By Sarah Moss
Ghost Wall follows teenager Silvie and her parents at an Iron Age re-enactment, an exercise in ‘experimental archaeology’, in the remote north of England. Beside academics and intellectuals, Silvie’s working class father is considered simply a passionate amateur, but it is his obsession with Britain’s pre-history that gives the camp an authentic air of menace, and risks endangering both the re-enactment and Silvie herself.
Ghost Wall is a characteristically intelligent account of an impossibly complicated relationship: between daughter and abusive father, between man and forgotten nation, between Silvie and the remains of another teenage girl, an ancient body sacrificed to the bog. Her father’s search for his own history beyond the realms of reason, or even self-preservation, is, in classic Moss form, both subtle and devastating – and the allusions to Brexit smart and poignant. But this is not the father’s story, rather it is Silvie’s: against the background of class war and toxic male behaviour is an undercurrent of female solidarity and survival.
Moss is the author of five acclaimed novels but in this short volume has, I believe, produced her best fiction to date. Ghost Wall asks: can Silvie’s father put the present – his family – ahead of the past he feels defines him?

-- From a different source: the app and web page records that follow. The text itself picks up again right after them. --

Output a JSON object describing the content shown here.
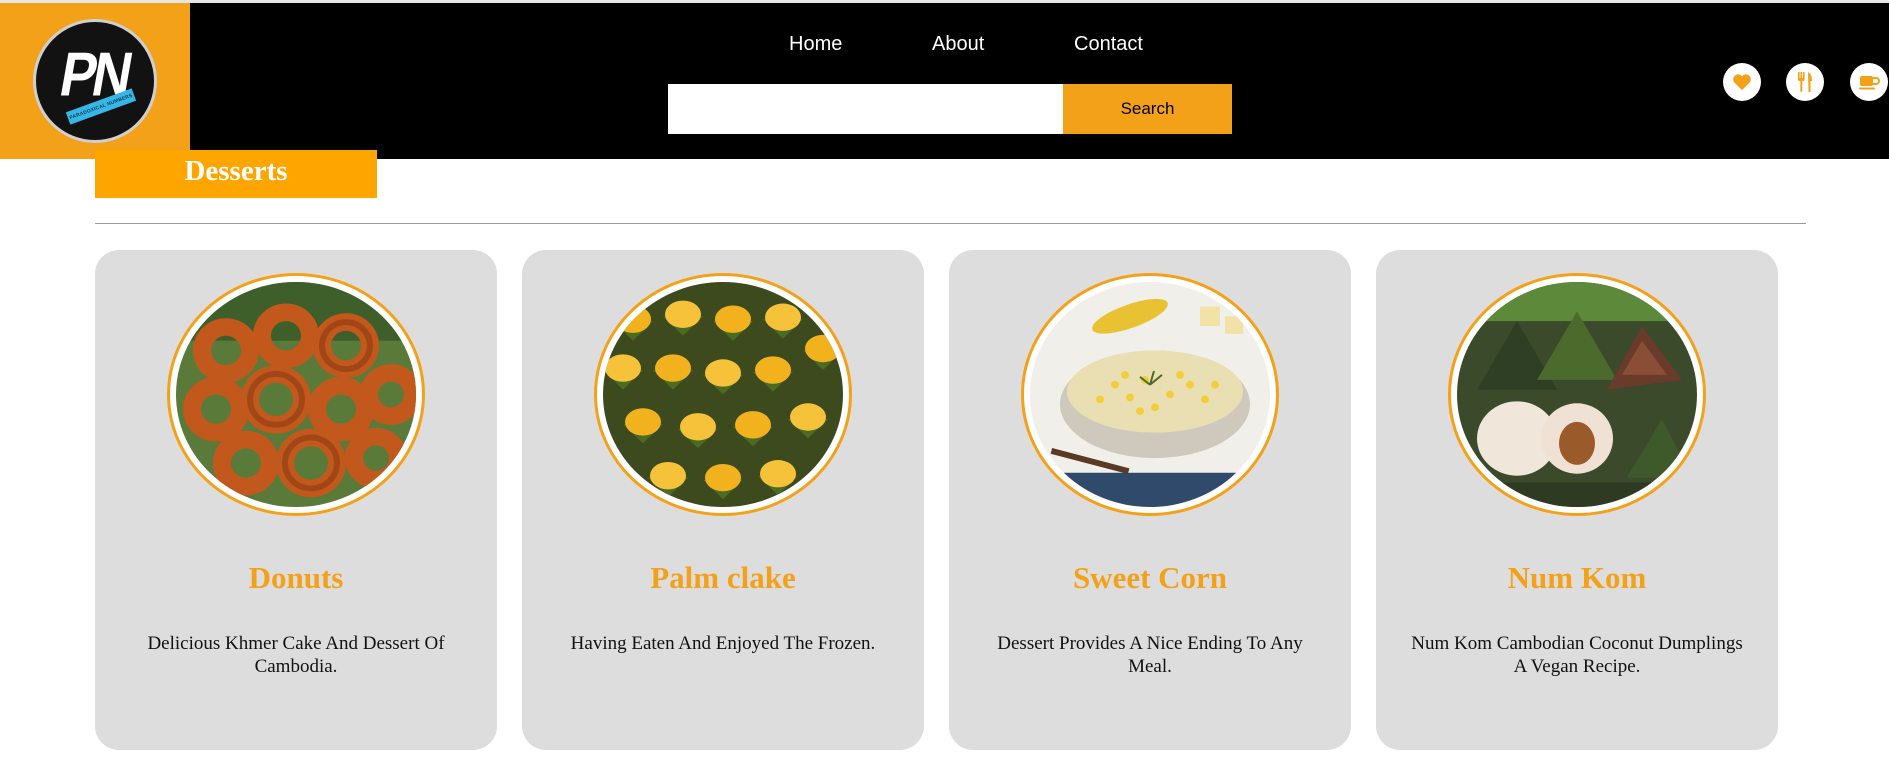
{
  "brand": {
    "logo_text": "PN",
    "logo_ribbon_text": "PARADOXICAL NUMBERS",
    "accent_color": "#f4a11a",
    "header_color": "#000000"
  },
  "nav": {
    "home": "Home",
    "about": "About",
    "contact": "Contact"
  },
  "search": {
    "value": "",
    "placeholder": "",
    "button_label": "Search"
  },
  "header_icons": [
    "heart-icon",
    "utensils-icon",
    "coffee-cup-icon"
  ],
  "section": {
    "title": "Desserts"
  },
  "cards": [
    {
      "title": "Donuts",
      "description": "Delicious Khmer Cake And Dessert Of Cambodia.",
      "image": "donuts-photo"
    },
    {
      "title": "Palm clake",
      "description": "Having Eaten And Enjoyed The Frozen.",
      "image": "palm-cake-photo"
    },
    {
      "title": "Sweet Corn",
      "description": "Dessert Provides A Nice Ending To Any Meal.",
      "image": "sweet-corn-photo"
    },
    {
      "title": "Num Kom",
      "description": "Num Kom Cambodian Coconut Dumplings A Vegan Recipe.",
      "image": "num-kom-photo"
    }
  ]
}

Or will the future – his daughter – bear the scars?
Words: Philip Connor Finn